(Excerpts from a dataset)
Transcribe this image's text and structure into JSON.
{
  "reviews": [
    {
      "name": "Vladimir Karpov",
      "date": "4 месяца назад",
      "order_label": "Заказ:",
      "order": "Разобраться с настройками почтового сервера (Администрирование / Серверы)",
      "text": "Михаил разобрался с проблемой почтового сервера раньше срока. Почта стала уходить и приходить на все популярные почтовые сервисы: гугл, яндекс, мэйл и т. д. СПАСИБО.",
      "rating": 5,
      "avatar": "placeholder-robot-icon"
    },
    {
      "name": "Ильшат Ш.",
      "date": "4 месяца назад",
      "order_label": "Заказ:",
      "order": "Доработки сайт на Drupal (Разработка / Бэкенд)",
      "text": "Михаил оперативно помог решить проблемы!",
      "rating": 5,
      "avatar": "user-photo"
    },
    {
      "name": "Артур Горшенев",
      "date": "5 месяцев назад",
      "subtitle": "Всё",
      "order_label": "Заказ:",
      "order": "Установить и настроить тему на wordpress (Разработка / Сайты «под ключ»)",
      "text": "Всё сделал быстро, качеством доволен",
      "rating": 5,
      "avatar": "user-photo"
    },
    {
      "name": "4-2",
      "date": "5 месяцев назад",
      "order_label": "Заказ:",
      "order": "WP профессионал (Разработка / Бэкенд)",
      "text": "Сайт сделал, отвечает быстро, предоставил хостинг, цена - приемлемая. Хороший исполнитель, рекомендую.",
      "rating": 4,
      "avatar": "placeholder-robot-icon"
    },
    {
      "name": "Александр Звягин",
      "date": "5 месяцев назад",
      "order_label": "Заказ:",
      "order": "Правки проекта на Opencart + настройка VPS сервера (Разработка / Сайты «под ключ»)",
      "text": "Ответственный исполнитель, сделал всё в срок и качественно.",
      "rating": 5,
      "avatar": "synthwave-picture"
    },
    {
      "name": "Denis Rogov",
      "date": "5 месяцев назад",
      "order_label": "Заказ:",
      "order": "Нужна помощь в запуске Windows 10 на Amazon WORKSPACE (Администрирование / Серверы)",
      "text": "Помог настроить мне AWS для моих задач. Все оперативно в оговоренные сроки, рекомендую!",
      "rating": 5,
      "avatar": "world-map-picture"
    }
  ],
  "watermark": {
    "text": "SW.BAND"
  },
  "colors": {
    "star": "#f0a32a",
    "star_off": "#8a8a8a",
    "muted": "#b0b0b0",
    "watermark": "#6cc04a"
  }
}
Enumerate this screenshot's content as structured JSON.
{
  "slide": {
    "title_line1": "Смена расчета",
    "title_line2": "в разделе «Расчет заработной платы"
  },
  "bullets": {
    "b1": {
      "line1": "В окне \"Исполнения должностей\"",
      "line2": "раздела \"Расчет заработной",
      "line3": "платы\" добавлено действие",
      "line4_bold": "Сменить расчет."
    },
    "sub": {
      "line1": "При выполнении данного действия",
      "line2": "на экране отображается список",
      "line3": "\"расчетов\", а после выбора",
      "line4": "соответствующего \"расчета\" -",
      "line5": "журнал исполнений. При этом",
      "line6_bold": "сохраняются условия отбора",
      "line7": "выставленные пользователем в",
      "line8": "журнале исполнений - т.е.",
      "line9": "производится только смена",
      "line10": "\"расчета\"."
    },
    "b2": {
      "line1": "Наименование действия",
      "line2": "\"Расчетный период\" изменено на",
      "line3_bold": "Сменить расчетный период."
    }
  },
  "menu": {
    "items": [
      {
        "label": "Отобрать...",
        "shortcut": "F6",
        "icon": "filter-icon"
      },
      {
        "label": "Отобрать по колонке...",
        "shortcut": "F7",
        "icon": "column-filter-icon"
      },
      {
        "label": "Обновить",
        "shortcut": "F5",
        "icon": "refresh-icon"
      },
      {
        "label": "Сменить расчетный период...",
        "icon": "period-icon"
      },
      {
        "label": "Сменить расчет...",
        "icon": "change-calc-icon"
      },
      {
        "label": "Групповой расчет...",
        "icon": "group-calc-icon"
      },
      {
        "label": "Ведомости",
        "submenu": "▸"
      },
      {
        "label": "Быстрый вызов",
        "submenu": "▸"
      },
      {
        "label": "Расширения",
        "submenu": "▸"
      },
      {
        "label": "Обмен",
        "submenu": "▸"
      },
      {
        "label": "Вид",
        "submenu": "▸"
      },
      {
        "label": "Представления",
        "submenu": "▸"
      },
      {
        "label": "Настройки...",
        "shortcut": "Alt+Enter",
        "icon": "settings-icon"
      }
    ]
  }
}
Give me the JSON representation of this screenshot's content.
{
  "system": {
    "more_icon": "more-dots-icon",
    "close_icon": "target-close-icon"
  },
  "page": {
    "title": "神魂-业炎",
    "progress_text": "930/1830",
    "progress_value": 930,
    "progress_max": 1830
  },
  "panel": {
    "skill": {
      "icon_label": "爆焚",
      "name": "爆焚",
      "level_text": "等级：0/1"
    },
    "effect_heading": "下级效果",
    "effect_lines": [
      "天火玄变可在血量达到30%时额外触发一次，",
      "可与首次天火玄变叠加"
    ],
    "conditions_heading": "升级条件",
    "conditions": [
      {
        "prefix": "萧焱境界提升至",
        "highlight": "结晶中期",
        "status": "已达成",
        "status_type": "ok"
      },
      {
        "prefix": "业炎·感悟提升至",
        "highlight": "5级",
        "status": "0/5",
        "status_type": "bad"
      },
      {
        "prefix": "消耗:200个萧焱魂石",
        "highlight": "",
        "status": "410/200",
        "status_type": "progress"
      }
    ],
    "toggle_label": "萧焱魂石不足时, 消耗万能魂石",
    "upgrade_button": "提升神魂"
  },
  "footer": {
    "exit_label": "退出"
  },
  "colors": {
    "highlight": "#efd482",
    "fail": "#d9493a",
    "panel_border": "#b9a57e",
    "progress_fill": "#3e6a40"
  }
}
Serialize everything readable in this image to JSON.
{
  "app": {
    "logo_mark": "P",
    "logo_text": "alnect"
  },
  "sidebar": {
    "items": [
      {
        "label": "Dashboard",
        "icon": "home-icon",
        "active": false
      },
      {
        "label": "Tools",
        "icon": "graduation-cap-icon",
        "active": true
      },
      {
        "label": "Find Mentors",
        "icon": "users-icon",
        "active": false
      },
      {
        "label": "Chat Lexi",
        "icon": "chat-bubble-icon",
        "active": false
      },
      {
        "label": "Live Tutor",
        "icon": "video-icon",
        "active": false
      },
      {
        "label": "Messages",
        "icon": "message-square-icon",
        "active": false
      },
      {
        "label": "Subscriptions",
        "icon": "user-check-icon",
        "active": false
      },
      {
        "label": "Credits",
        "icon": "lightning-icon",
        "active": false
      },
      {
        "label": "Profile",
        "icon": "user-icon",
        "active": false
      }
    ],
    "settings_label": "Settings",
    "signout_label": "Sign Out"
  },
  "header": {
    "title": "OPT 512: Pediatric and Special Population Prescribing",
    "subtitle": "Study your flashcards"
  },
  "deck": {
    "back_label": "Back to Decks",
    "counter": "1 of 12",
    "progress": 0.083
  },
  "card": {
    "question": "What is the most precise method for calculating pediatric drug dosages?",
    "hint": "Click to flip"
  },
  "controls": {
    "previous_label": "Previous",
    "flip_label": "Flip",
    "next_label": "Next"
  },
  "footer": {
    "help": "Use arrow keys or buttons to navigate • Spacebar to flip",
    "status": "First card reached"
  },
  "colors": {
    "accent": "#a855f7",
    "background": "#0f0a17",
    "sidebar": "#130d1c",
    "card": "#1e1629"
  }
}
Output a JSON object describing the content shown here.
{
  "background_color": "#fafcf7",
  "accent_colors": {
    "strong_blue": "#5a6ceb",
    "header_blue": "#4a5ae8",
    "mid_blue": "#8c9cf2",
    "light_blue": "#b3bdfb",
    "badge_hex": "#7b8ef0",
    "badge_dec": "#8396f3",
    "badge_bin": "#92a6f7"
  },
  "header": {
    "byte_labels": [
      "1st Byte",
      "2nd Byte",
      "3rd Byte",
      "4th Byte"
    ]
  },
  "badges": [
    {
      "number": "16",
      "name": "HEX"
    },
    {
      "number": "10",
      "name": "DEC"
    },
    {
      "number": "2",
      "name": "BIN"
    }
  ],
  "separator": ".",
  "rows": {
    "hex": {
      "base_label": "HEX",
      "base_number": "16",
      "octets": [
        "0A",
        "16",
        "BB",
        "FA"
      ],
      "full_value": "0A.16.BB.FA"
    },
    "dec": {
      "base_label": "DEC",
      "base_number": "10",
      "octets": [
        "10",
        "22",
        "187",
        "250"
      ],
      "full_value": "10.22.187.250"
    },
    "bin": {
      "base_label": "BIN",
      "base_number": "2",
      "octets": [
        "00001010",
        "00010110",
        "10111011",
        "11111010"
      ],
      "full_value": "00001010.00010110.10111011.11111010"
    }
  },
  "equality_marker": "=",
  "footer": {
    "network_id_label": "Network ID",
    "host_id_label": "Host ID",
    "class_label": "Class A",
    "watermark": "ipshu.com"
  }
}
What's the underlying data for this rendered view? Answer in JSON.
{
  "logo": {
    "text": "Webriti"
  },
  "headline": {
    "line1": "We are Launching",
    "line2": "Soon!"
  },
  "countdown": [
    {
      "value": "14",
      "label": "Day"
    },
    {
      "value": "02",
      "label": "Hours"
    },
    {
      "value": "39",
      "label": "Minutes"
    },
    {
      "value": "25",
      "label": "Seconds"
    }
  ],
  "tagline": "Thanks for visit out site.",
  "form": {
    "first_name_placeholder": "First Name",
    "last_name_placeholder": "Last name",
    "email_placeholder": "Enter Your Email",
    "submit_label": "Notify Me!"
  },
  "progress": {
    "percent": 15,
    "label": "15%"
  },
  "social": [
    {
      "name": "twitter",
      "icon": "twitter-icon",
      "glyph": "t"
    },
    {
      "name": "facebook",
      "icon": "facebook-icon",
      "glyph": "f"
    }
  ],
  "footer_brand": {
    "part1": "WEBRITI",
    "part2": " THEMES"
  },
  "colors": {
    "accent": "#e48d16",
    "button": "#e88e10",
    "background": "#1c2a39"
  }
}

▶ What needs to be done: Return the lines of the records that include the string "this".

▶ Your solution:
Transcribe this image's text and structure into JSON.
Enumerate this screenshot's content as structured JSON.
Give me the JSON representation of this screenshot's content.
Serialize everything readable in this image to JSON.
What's the underlying data for this rendered view? Answer in JSON.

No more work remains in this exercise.